=== Begin Enclosure ===
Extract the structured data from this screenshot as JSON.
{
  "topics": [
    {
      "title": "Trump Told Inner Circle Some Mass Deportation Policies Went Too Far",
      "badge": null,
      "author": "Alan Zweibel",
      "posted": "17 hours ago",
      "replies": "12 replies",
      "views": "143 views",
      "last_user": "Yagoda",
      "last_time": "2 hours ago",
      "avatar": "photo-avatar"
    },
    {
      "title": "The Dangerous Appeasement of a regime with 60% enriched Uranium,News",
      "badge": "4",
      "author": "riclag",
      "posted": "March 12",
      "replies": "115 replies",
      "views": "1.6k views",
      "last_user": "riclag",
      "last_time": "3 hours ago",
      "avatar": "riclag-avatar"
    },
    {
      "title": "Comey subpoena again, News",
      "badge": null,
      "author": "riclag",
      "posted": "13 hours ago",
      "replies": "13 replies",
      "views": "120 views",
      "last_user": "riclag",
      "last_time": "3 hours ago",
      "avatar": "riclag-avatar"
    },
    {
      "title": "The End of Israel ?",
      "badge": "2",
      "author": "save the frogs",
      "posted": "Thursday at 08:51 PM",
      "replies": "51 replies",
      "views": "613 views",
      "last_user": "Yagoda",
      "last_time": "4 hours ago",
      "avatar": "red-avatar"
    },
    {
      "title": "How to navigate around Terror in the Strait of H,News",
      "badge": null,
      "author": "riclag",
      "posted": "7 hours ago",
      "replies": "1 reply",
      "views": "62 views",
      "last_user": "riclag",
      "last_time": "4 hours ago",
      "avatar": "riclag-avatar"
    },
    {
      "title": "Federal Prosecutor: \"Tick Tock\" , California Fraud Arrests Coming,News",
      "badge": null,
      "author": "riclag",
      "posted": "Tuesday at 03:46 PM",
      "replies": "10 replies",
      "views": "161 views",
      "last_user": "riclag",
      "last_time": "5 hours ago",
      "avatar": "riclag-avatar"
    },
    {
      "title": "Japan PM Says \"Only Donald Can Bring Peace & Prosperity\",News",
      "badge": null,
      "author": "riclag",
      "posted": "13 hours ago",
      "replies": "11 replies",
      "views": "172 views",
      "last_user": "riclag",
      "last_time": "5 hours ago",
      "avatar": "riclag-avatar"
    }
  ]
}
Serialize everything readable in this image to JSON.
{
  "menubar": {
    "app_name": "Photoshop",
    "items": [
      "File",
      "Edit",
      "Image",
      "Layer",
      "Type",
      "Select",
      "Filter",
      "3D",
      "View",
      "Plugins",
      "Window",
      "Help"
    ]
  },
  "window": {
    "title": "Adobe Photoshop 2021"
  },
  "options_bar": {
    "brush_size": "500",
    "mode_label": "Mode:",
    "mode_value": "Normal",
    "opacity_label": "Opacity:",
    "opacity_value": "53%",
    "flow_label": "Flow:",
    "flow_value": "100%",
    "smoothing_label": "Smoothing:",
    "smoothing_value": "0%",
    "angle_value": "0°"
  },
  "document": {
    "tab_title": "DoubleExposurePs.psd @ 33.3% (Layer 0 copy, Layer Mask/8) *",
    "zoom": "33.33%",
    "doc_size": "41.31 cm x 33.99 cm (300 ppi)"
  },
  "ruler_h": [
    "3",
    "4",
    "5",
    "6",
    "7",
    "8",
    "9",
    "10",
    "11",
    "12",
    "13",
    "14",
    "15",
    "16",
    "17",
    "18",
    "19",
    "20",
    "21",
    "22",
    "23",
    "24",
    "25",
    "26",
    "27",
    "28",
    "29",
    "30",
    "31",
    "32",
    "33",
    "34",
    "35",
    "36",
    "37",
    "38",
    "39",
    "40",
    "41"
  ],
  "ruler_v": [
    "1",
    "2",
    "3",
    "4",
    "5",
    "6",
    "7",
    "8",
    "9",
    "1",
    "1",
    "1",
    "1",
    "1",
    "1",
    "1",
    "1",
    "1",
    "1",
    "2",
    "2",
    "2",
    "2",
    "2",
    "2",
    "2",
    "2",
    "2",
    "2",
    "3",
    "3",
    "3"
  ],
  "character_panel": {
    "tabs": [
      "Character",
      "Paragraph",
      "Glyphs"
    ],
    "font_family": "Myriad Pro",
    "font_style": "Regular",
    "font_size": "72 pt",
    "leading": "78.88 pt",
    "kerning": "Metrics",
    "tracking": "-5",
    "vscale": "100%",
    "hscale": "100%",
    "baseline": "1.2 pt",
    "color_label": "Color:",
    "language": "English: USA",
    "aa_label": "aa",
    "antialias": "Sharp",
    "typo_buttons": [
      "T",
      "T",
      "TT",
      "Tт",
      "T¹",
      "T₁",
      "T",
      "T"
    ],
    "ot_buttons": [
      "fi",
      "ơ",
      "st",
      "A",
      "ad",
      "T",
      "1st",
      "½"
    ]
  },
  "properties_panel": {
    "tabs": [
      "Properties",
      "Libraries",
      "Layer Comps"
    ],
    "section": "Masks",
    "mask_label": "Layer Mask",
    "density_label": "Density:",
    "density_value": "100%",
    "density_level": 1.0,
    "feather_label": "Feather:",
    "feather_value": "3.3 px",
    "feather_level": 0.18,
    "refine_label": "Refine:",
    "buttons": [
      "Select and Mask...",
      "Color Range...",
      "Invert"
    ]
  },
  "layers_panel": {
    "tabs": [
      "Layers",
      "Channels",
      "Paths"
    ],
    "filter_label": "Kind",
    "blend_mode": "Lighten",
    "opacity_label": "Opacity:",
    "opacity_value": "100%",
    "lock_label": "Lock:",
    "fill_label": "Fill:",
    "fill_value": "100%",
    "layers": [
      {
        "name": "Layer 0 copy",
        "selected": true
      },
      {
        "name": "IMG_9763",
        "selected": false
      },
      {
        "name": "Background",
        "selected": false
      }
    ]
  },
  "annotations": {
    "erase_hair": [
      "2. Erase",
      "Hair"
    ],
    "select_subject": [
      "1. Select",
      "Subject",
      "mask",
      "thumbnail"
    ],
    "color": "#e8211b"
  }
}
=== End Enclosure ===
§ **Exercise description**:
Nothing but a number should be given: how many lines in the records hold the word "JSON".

§ **Answer to this task**:
2